In no breast did the prodigious financial corruption of world football’s administrative elite beat more vigorously than that of Chuck Blazer, the head of football in the North and Central American and Caribbean regional body.
Chuck was not called American soccer’s “Mr Big” for nothing. His bottomless appetite for high-calorie nosh gave him a gargantuan girth, which was matched financially in size by his tax-sheltered bank accounts. These bulged with millions of dollars received through fraud, embezzlement, bribes, perks, gifts and inducements.
Not only could he afford to rent an entire floor of luxury apartments in the prestigious Trump Tower in Manhattan, but he preserved one of them solely for the use of his cats.
FIFA, the governing body of world football (soccer), has capitulated once more to intense pressure from the Israeli government. It has removed from the agenda of its upcoming congress the issue of teams from Israel’s illegal settlements on occupied Palestinian land playing in Israel’s national league.
Calls are mounting on FIFA to require Israel’s national league to exclude teams from West Bank settlements or face suspension from the governing body of world football (soccer).
But there are warning signs FIFA may be succumbing to intense pressure to once again give Israel a pass to continue violating Palestinian rights with impunity.
The situation for Palestinian and Arab football (soccer) players in Israel, the West Bank and Gaza has, for some time, been dire.

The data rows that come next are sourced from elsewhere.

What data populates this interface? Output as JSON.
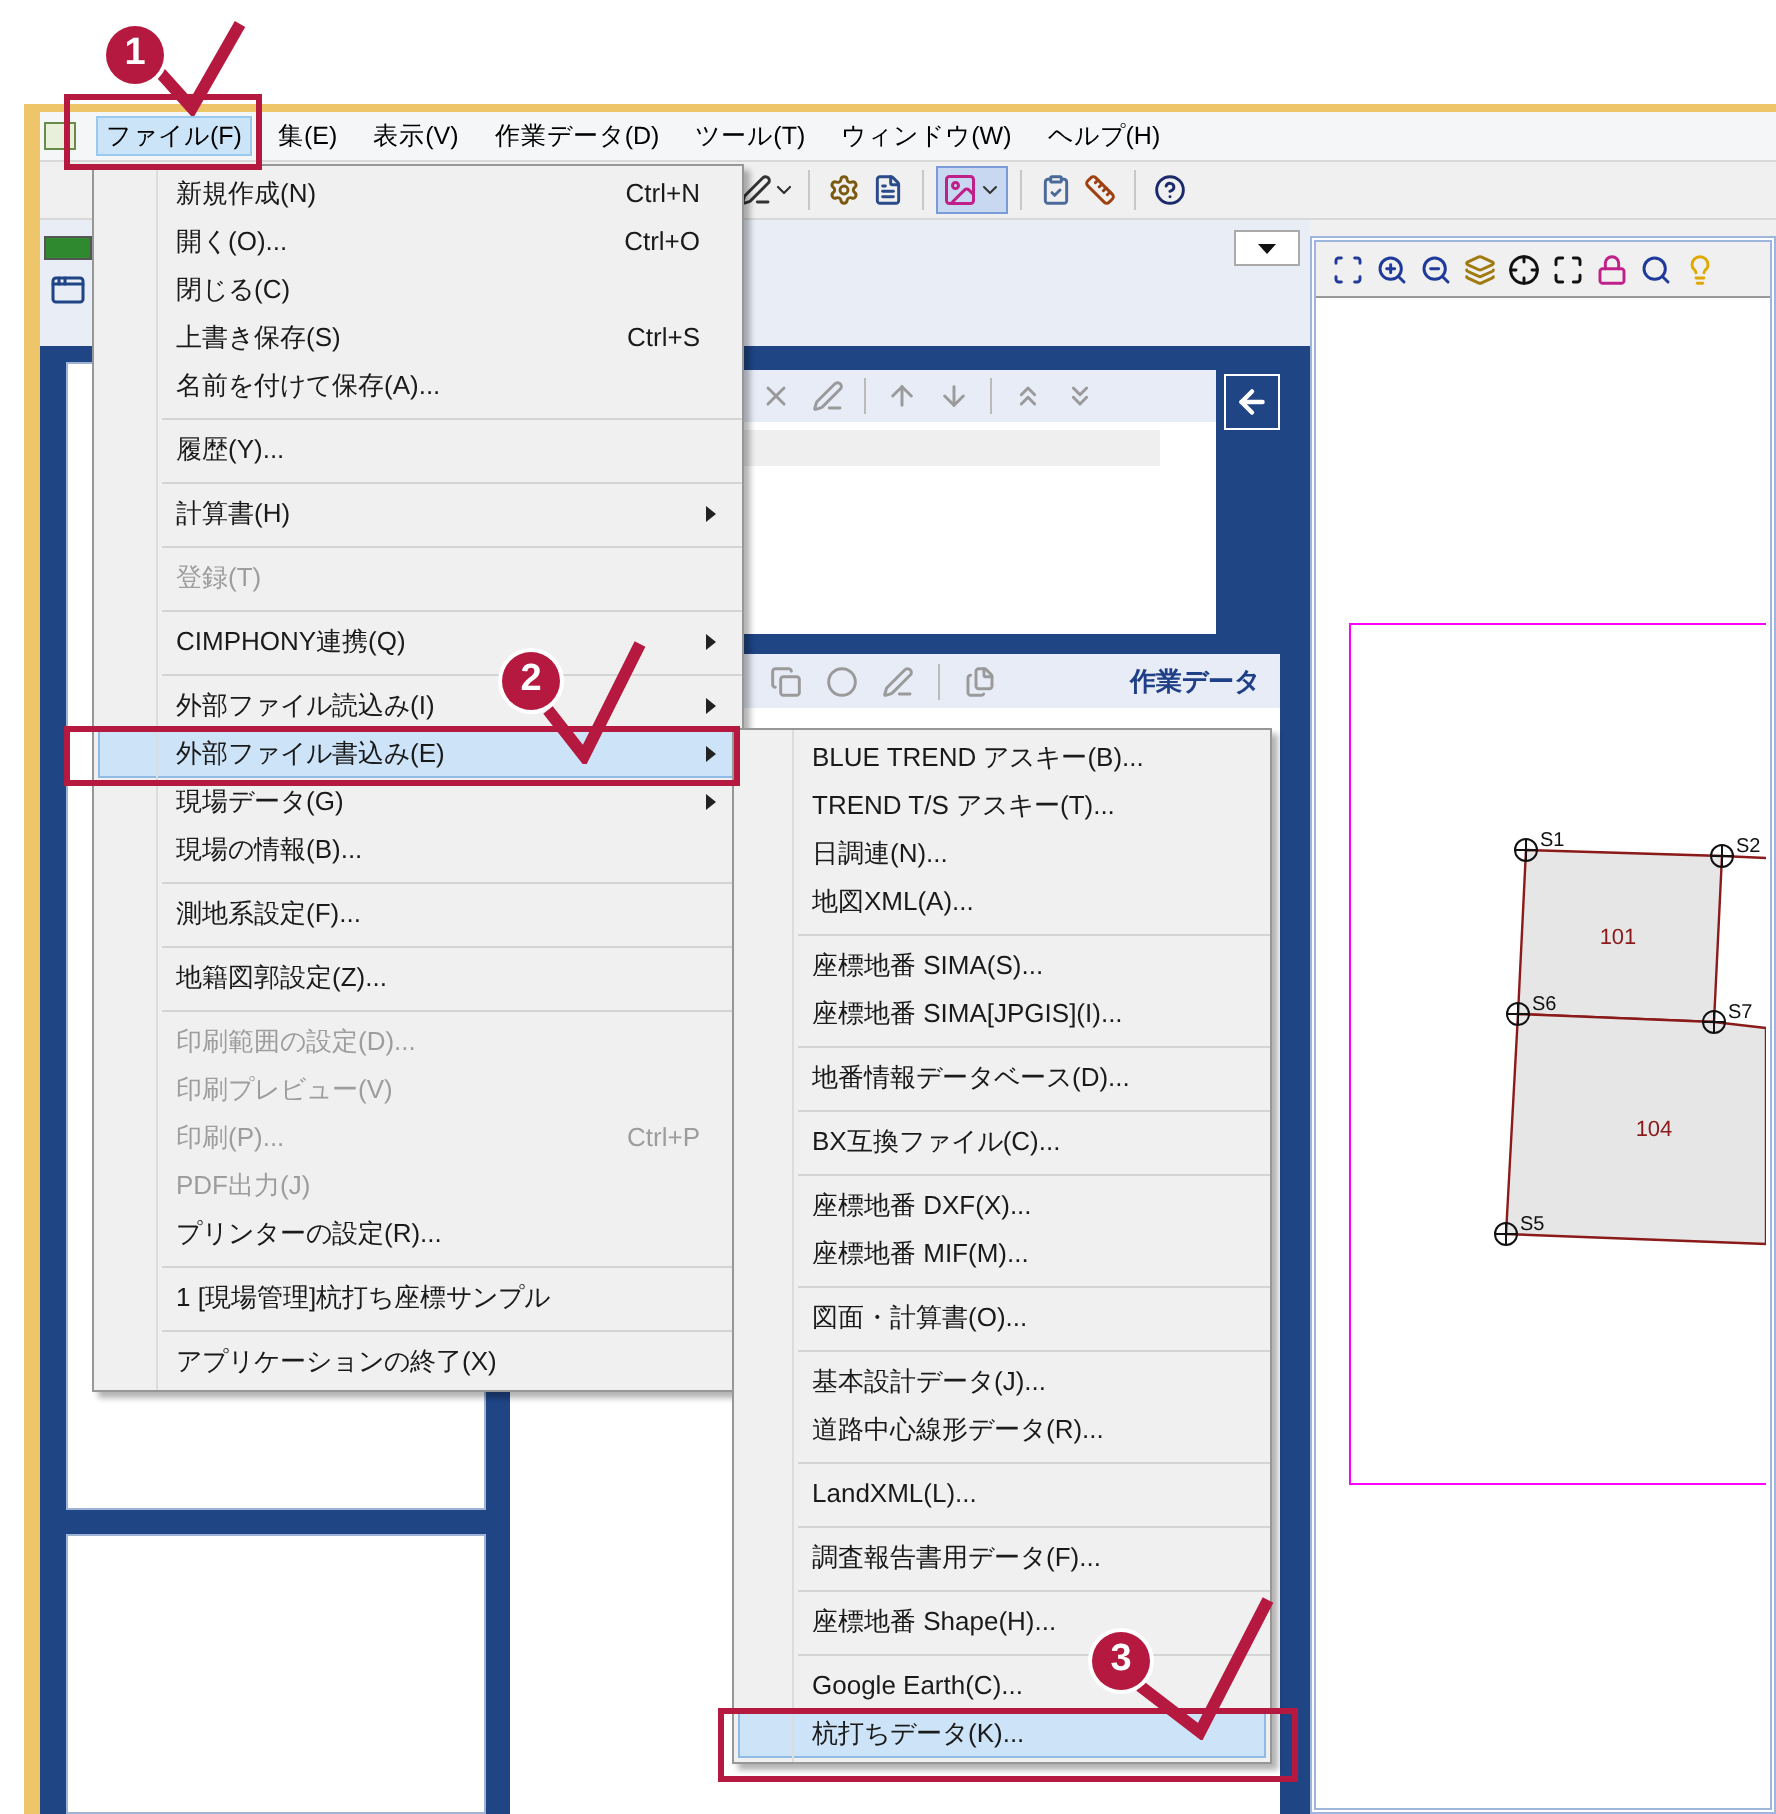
{
  "menu_bar": [
    {
      "label": "ファイル(F)",
      "selected": true
    },
    {
      "label": "集(E)",
      "selected": false
    },
    {
      "label": "表示(V)",
      "selected": false
    },
    {
      "label": "作業データ(D)",
      "selected": false
    },
    {
      "label": "ツール(T)",
      "selected": false
    },
    {
      "label": "ウィンドウ(W)",
      "selected": false
    },
    {
      "label": "ヘルプ(H)",
      "selected": false
    }
  ],
  "file_menu": [
    {
      "kind": "item",
      "label": "新規作成(N)",
      "shortcut": "Ctrl+N",
      "disabled": false,
      "submenu": false,
      "selected": false
    },
    {
      "kind": "item",
      "label": "開く(O)...",
      "shortcut": "Ctrl+O",
      "disabled": false,
      "submenu": false,
      "selected": false
    },
    {
      "kind": "item",
      "label": "閉じる(C)",
      "disabled": false,
      "submenu": false,
      "selected": false
    },
    {
      "kind": "item",
      "label": "上書き保存(S)",
      "shortcut": "Ctrl+S",
      "disabled": false,
      "submenu": false,
      "selected": false
    },
    {
      "kind": "item",
      "label": "名前を付けて保存(A)...",
      "disabled": false,
      "submenu": false,
      "selected": false
    },
    {
      "kind": "separator"
    },
    {
      "kind": "item",
      "label": "履歴(Y)...",
      "disabled": false,
      "submenu": false,
      "selected": false
    },
    {
      "kind": "separator"
    },
    {
      "kind": "item",
      "label": "計算書(H)",
      "disabled": false,
      "submenu": true,
      "selected": false
    },
    {
      "kind": "separator"
    },
    {
      "kind": "item",
      "label": "登録(T)",
      "disabled": true,
      "submenu": false,
      "selected": false
    },
    {
      "kind": "separator"
    },
    {
      "kind": "item",
      "label": "CIMPHONY連携(Q)",
      "disabled": false,
      "submenu": true,
      "selected": false
    },
    {
      "kind": "separator"
    },
    {
      "kind": "item",
      "label": "外部ファイル読込み(I)",
      "disabled": false,
      "submenu": true,
      "selected": false
    },
    {
      "kind": "item",
      "label": "外部ファイル書込み(E)",
      "disabled": false,
      "submenu": true,
      "selected": true
    },
    {
      "kind": "item",
      "label": "現場データ(G)",
      "disabled": false,
      "submenu": true,
      "selected": false
    },
    {
      "kind": "item",
      "label": "現場の情報(B)...",
      "disabled": false,
      "submenu": false,
      "selected": false
    },
    {
      "kind": "separator"
    },
    {
      "kind": "item",
      "label": "測地系設定(F)...",
      "disabled": false,
      "submenu": false,
      "selected": false
    },
    {
      "kind": "separator"
    },
    {
      "kind": "item",
      "label": "地籍図郭設定(Z)...",
      "disabled": false,
      "submenu": false,
      "selected": false
    },
    {
      "kind": "separator"
    },
    {
      "kind": "item",
      "label": "印刷範囲の設定(D)...",
      "disabled": true,
      "submenu": false,
      "selected": false
    },
    {
      "kind": "item",
      "label": "印刷プレビュー(V)",
      "disabled": true,
      "submenu": false,
      "selected": false
    },
    {
      "kind": "item",
      "label": "印刷(P)...",
      "shortcut": "Ctrl+P",
      "disabled": true,
      "submenu": false,
      "selected": false
    },
    {
      "kind": "item",
      "label": "PDF出力(J)",
      "disabled": true,
      "submenu": false,
      "selected": false
    },
    {
      "kind": "item",
      "label": "プリンターの設定(R)...",
      "disabled": false,
      "submenu": false,
      "selected": false
    },
    {
      "kind": "separator"
    },
    {
      "kind": "item",
      "label": "1 [現場管理]杭打ち座標サンプル",
      "disabled": false,
      "submenu": false,
      "selected": false
    },
    {
      "kind": "separator"
    },
    {
      "kind": "item",
      "label": "アプリケーションの終了(X)",
      "disabled": false,
      "submenu": false,
      "selected": false
    }
  ],
  "export_submenu": [
    {
      "kind": "item",
      "label": "BLUE TREND アスキー(B)...",
      "selected": false
    },
    {
      "kind": "item",
      "label": "TREND T/S アスキー(T)...",
      "selected": false
    },
    {
      "kind": "item",
      "label": "日調連(N)...",
      "selected": false
    },
    {
      "kind": "item",
      "label": "地図XML(A)...",
      "selected": false
    },
    {
      "kind": "separator"
    },
    {
      "kind": "item",
      "label": "座標地番 SIMA(S)...",
      "selected": false
    },
    {
      "kind": "item",
      "label": "座標地番 SIMA[JPGIS](I)...",
      "selected": false
    },
    {
      "kind": "separator"
    },
    {
      "kind": "item",
      "label": "地番情報データベース(D)...",
      "selected": false
    },
    {
      "kind": "separator"
    },
    {
      "kind": "item",
      "label": "BX互換ファイル(C)...",
      "selected": false
    },
    {
      "kind": "separator"
    },
    {
      "kind": "item",
      "label": "座標地番 DXF(X)...",
      "selected": false
    },
    {
      "kind": "item",
      "label": "座標地番 MIF(M)...",
      "selected": false
    },
    {
      "kind": "separator"
    },
    {
      "kind": "item",
      "label": "図面・計算書(O)...",
      "selected": false
    },
    {
      "kind": "separator"
    },
    {
      "kind": "item",
      "label": "基本設計データ(J)...",
      "selected": false
    },
    {
      "kind": "item",
      "label": "道路中心線形データ(R)...",
      "selected": false
    },
    {
      "kind": "separator"
    },
    {
      "kind": "item",
      "label": "LandXML(L)...",
      "selected": false
    },
    {
      "kind": "separator"
    },
    {
      "kind": "item",
      "label": "調査報告書用データ(F)...",
      "selected": false
    },
    {
      "kind": "separator"
    },
    {
      "kind": "item",
      "label": "座標地番 Shape(H)...",
      "selected": false
    },
    {
      "kind": "separator"
    },
    {
      "kind": "item",
      "label": "Google Earth(C)...",
      "selected": false
    },
    {
      "kind": "item",
      "label": "杭打ちデータ(K)...",
      "selected": true
    }
  ],
  "work_panel": {
    "title": "作業データ"
  },
  "map": {
    "parcels": [
      {
        "label": "101"
      },
      {
        "label": "104"
      }
    ],
    "points": [
      {
        "label": "S1"
      },
      {
        "label": "S2"
      },
      {
        "label": "S6"
      },
      {
        "label": "S7"
      },
      {
        "label": "S5"
      }
    ]
  },
  "annotations": [
    {
      "number": "1"
    },
    {
      "number": "2"
    },
    {
      "number": "3"
    }
  ]
}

On one side of Israel’s Apartheid Wall, within the formal borders of Israel, segregated youth teams, racist abuse, and heckling — including charming chants such as “Death to the Arabs” — are frequent. On the other, in the Palestinian territories occupied by Israel since 1967, checkpoint detention, jailings, and the bombing of stadiums have become regular features of what is supposed to be the people’s game.
Given the powerful role that football plays as a point of community cohesion in the West Bank and Gaza, this everyday violence feels like a full-frontal attack on civil society, normalcy and hope.